  • Scalia, a famous conservative, was invited to circles that were not his "home territory", such as the ACLU, to debate his views. Here, Strossen expresses her gratitude and respect for his commitment to the exchange of ideas.
  • "It's really sad that people seem to think that if you disagree with somebody on some issues you can't be mutually respectful, you can't enjoy each other's company, you can't learn from each other and grow in yourself," says Strossen.
  • The opinions expressed in this video do not necessarily reflect the views of the Charles Koch Foundation, which encourages the expression of diverse viewpoints within a culture of civil discourse and mutual respect.
Keep reading Show less

3 ways to find a meaningful job, or find purpose in the job you already have

Learn how to redesign your job for maximum reward.

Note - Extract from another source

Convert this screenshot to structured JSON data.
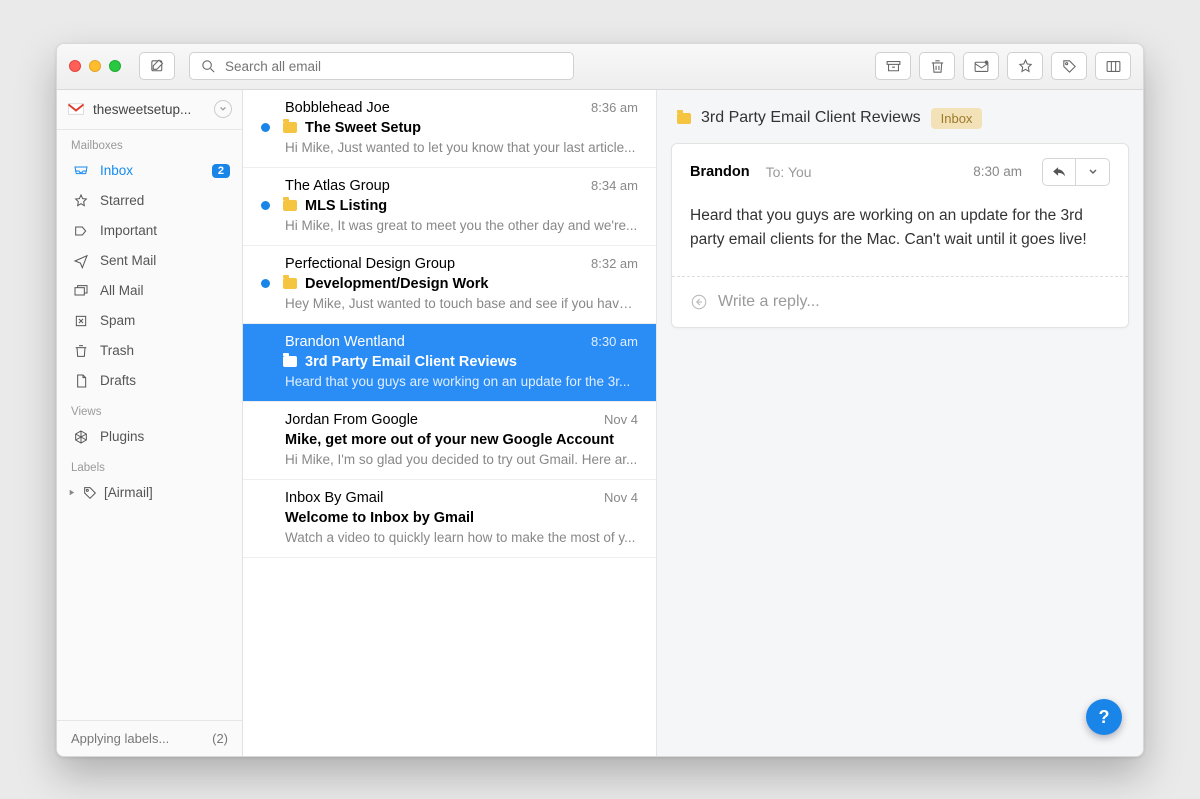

  • Broaching the question "What is my purpose?" is daunting – it's a grandiose idea, but research can make it a little more approachable if work is where you find your meaning. It turns out you can redesign your job to have maximum purpose.
  • There are 3 ways people find meaning at work, what Aaron Hurst calls the three elevations of impact. About a third of the population finds meaning at an individual level, from seeing the direct impact of their work on other people. Another third of people find their purpose at an organizational level. And the last third of people find meaning at a social level.
  • "What's interesting about these three elevations of impact is they enable us to find meaning in any job if we approach it the right way. And it shows how accessible purpose can be when we take responsibility for it in our work," says Hurst.
Keep reading Show less

Physicist advances a radical theory of gravity

Erik Verlinde has been compared to Einstein for completely rethinking the nature of gravity.

Photo by Willeke Duijvekam
Surprising Science
  • The Dutch physicist Erik Verlinde's hypothesis describes gravity as an "emergent" force not fundamental.
  • The scientist thinks his ideas describe the universe better than existing models, without resorting to "dark matter".
  • While some question his previous papers, Verlinde is reworking his ideas as a full-fledged theory.
Keep reading Show less

UPS has been discreetly using self-driving trucks to deliver cargo

TuSimple, an autonomous trucking company, has also engaged in test programs with the United States Postal Service and Amazon.

PAUL RATJE / Contributor
Technology & Innovation
  • This week, UPS announced that it's working with autonomous trucking startup TuSimple on a pilot project to deliver cargo in Arizona using self-driving trucks.
  • UPS has also acquired a minority stake in TuSimple.
  • TuSimple hopes its trucks will be fully autonomous — without a human driver — by late 2020, though regulatory questions remain.
Keep reading Show less